▸ **Exercise details**: Copy the entries below exactly. Images do not belong in the copy.

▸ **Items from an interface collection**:
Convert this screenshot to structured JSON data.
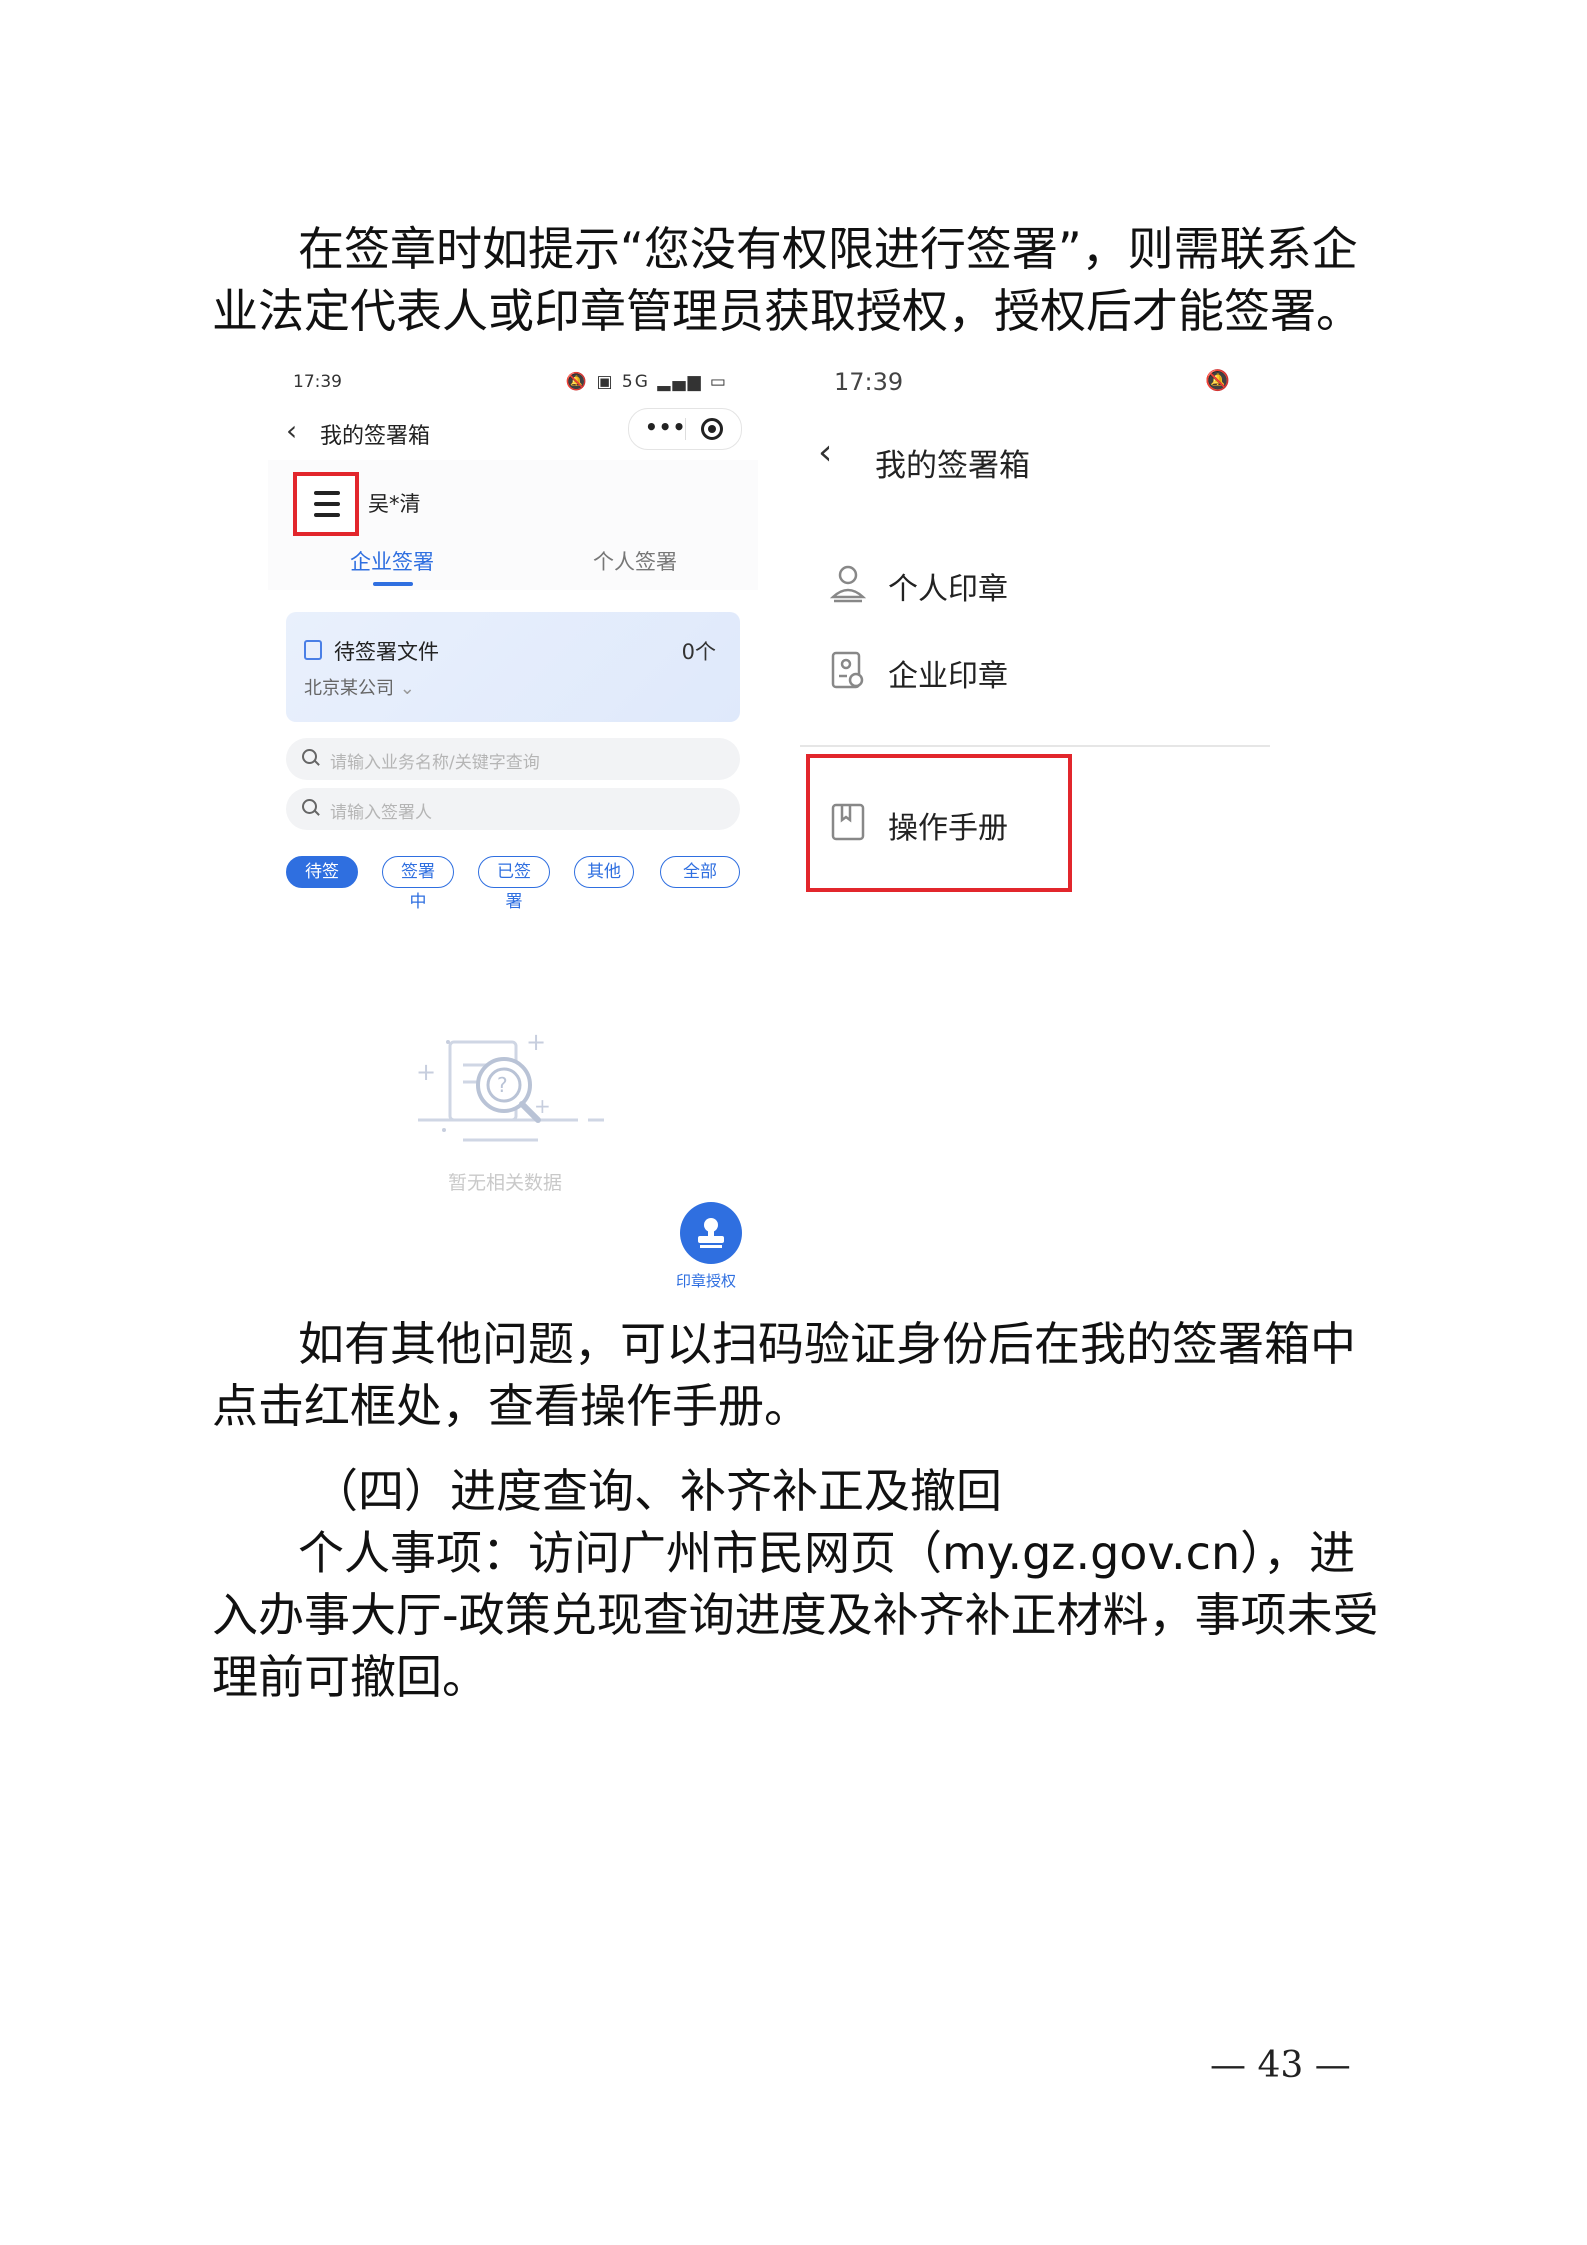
{
  "paragraphs": {
    "p1": "在签章时如提示“您没有权限进行签署”，则需联系企业法定代表人或印章管理员获取授权，授权后才能签署。",
    "p2": "如有其他问题，可以扫码验证身份后在我的签署箱中点击红框处，查看操作手册。",
    "section_heading": "（四）进度查询、补齐补正及撤回",
    "p3": "个人事项：访问广州市民网页（my.gz.gov.cn），进入办事大厅-政策兑现查询进度及补齐补正材料，事项未受理前可撤回。"
  },
  "left_screen": {
    "status_time": "17:39",
    "status_icons": "🔕 ▣ 5G ▂▄▆ ▭",
    "title": "我的签署箱",
    "user_name": "吴*清",
    "tabs": [
      "企业签署",
      "个人签署"
    ],
    "pending": {
      "title": "待签署文件",
      "count": "0个",
      "company": "北京某公司"
    },
    "search_placeholders": [
      "请输入业务名称/关键字查询",
      "请输入签署人"
    ],
    "filters": [
      "待签署",
      "签署中",
      "已签署",
      "其他",
      "全部"
    ],
    "empty_text": "暂无相关数据",
    "seal_auth_label": "印章授权"
  },
  "right_screen": {
    "status_time": "17:39",
    "status_icons": "🔕",
    "title": "我的签署箱",
    "menu": [
      "个人印章",
      "企业印章",
      "操作手册"
    ]
  },
  "page_number": "— 43 —",
  "colors": {
    "accent": "#2f6fe0",
    "highlight_red": "#e2262c"
  }
}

▸ **Exercise response**:
Convert this screenshot to structured JSON data.
{
  "paragraphs": {
    "p1": "在签章时如提示“您没有权限进行签署”，则需联系企业法定代表人或印章管理员获取授权，授权后才能签署。",
    "p2": "如有其他问题，可以扫码验证身份后在我的签署箱中点击红框处，查看操作手册。",
    "section_heading": "（四）进度查询、补齐补正及撤回",
    "p3": "个人事项：访问广州市民网页（my.gz.gov.cn），进入办事大厅-政策兑现查询进度及补齐补正材料，事项未受理前可撤回。"
  },
  "left_screen": {
    "status_time": "17:39",
    "status_icons": "🔕 ▣ 5G ▂▄▆ ▭",
    "title": "我的签署箱",
    "user_name": "吴*清",
    "tabs": [
      "企业签署",
      "个人签署"
    ],
    "pending": {
      "title": "待签署文件",
      "count": "0个",
      "company": "北京某公司"
    },
    "search_placeholders": [
      "请输入业务名称/关键字查询",
      "请输入签署人"
    ],
    "filters": [
      "待签署",
      "签署中",
      "已签署",
      "其他",
      "全部"
    ],
    "empty_text": "暂无相关数据",
    "seal_auth_label": "印章授权"
  },
  "right_screen": {
    "status_time": "17:39",
    "status_icons": "🔕",
    "title": "我的签署箱",
    "menu": [
      "个人印章",
      "企业印章",
      "操作手册"
    ]
  },
  "page_number": "— 43 —",
  "colors": {
    "accent": "#2f6fe0",
    "highlight_red": "#e2262c"
  }
}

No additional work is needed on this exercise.